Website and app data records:
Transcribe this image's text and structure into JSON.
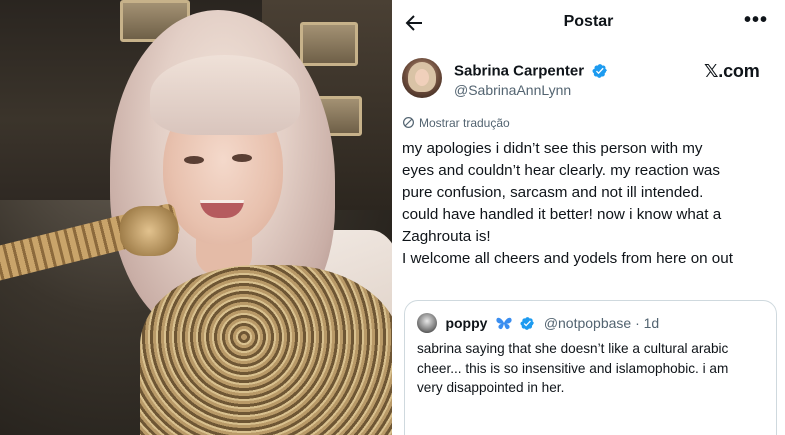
{
  "header": {
    "title": "Postar",
    "back_icon": "arrow-left-icon",
    "more_label": "•••"
  },
  "author": {
    "display_name": "Sabrina Carpenter",
    "handle": "@SabrinaAnnLynn",
    "verified_icon": "verified-badge-icon",
    "verified_color": "#1d9bf0"
  },
  "watermark": "𝕏.com",
  "translate": {
    "label": "Mostrar tradução",
    "icon": "translate-globe-icon"
  },
  "tweet": {
    "lines": [
      "my apologies i didn’t see this person with my",
      "eyes and couldn’t hear clearly. my reaction was",
      "pure confusion, sarcasm and not ill intended.",
      "could have handled it better! now i know what a",
      "Zaghrouta is!",
      "I welcome all cheers and yodels from here on out"
    ]
  },
  "quote": {
    "display_name": "poppy",
    "butterfly_icon": "blue-butterfly-icon",
    "handle_time": "@notpopbase · 1d",
    "lines": [
      "sabrina saying that she doesn’t like a cultural arabic",
      "cheer... this is so insensitive and islamophobic. i am",
      "very disappointed in her."
    ]
  },
  "colors": {
    "text_primary": "#0f1419",
    "text_secondary": "#536471",
    "accent_blue": "#1d9bf0",
    "border": "#cfd9de"
  }
}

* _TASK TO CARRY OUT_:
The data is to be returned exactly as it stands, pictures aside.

* _TASK OUTPUT_:
Transcribe this image's text and structure into JSON.
{
  "header": {
    "title": "Postar",
    "back_icon": "arrow-left-icon",
    "more_label": "•••"
  },
  "author": {
    "display_name": "Sabrina Carpenter",
    "handle": "@SabrinaAnnLynn",
    "verified_icon": "verified-badge-icon",
    "verified_color": "#1d9bf0"
  },
  "watermark": "𝕏.com",
  "translate": {
    "label": "Mostrar tradução",
    "icon": "translate-globe-icon"
  },
  "tweet": {
    "lines": [
      "my apologies i didn’t see this person with my",
      "eyes and couldn’t hear clearly. my reaction was",
      "pure confusion, sarcasm and not ill intended.",
      "could have handled it better! now i know what a",
      "Zaghrouta is!",
      "I welcome all cheers and yodels from here on out"
    ]
  },
  "quote": {
    "display_name": "poppy",
    "butterfly_icon": "blue-butterfly-icon",
    "handle_time": "@notpopbase · 1d",
    "lines": [
      "sabrina saying that she doesn’t like a cultural arabic",
      "cheer... this is so insensitive and islamophobic. i am",
      "very disappointed in her."
    ]
  },
  "colors": {
    "text_primary": "#0f1419",
    "text_secondary": "#536471",
    "accent_blue": "#1d9bf0",
    "border": "#cfd9de"
  }
}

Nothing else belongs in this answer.